A long, thoughtful, and informative editorial in Eurosurveillance: Refugee crisis demands European Union-wide surveillance! Excerpt:
The conflicts in the Middle-East and instability in Libya and some parts of Asia and Africa have resulted in a dramatic influx of refugees to the European Union (EU) in recent years. In the first nine months of 2015, more than 600,000 applications for asylum were filed in the EU. With no prospect of change of the international context in the near future, it is likely that the influx of refugees into the EU will continue and may even increase in coming months.
We have witnessed numerous large displacements of populations in recent years and ‘Refugee health’ has become an area of concern for national and international, governmental and non-governmental organisations. Much has been learned from responding to these humanitarian crises.
Although refugees are facing a similar spectrum of non-communicable diseases to those experienced by the indigenous population of their countries of origin, trauma and injuries, sexual and reproductive health issues, violence and psychosocial disorders are among the most frequent health problems refugees encounter.

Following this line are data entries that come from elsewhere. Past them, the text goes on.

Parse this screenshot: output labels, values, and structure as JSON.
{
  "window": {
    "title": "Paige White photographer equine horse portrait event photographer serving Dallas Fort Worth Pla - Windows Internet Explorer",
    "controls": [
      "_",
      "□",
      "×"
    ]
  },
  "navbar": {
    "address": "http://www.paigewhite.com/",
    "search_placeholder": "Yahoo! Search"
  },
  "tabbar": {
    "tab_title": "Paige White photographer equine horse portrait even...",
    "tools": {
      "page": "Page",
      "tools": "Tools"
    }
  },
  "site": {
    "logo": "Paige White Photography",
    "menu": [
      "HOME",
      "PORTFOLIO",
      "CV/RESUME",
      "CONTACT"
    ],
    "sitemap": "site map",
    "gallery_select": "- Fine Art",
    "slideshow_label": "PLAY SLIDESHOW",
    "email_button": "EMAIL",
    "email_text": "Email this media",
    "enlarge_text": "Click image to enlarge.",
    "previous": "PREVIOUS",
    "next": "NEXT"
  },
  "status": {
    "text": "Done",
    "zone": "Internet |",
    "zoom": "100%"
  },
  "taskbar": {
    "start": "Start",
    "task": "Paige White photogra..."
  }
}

Disruption of healthcare delivery systems in their countries of origin and limited access to healthcare during their journey result in the interruption of treatments often required for the control of chronic diseases.
Refugee populations entering the EU/European Economic Area (EEA), and particularly children, are at risk of exposure to infectious diseases in the same way as other EU residents, and in some cases may be more vulnerable because of the interruption of public health programmes, notably for immunisation, in their country of origin, as well as through various barriers to access healthcare such as language, culture etc. It is therefore important that they benefit from protection from infectious diseases, including those prevented through routine vaccinations.
In addition, these refugees may be at specific risk for certain infectious diseases in relation to their country of origin, countries traversed during their migration, and the conditions they experienced during their mostly difficult journeys.
It is important to note that refugees should not be seen as representing a threat to Europeans regarding infectious diseases, but rather as being themselves vulnerable for such diseases. For example, poor living conditions and close contact in crowded shelters and refugee camps may increase the risk for the spread of lice and/or fleas, which in rare cases can carry diseases such as louse-borne diseases (relapsing fever due to Borrelia recurrentis, trench fever due to Bartonella quintana, epidemic typhus due to Rickettsia prowazekii), murine typhus and mites (scabies).
In recent months, sporadic cases of louse-borne relapsing fever (LBRF) have been reported in Belgium, Finland, Germany and the Netherlands among migrants from Eritrea, Somalia and Sudan. LBRF is a disease transmitted by body lice that caused major epidemics in the first half of the 20th century in Europe and is known to have occurred occasionally among homeless people in recent years, without spreading to the general population.
Recent reports from Italy indicate that transmission of LBRF is likely to have occurred in shelters for refugees in the EU, resulting in the risk of cross-border spread as refugees are frequently moving to other countries. Media are reporting outbreaks of scabies and diarrhoea, notably in Calais, France, in relation to poor housing and hygiene conditions.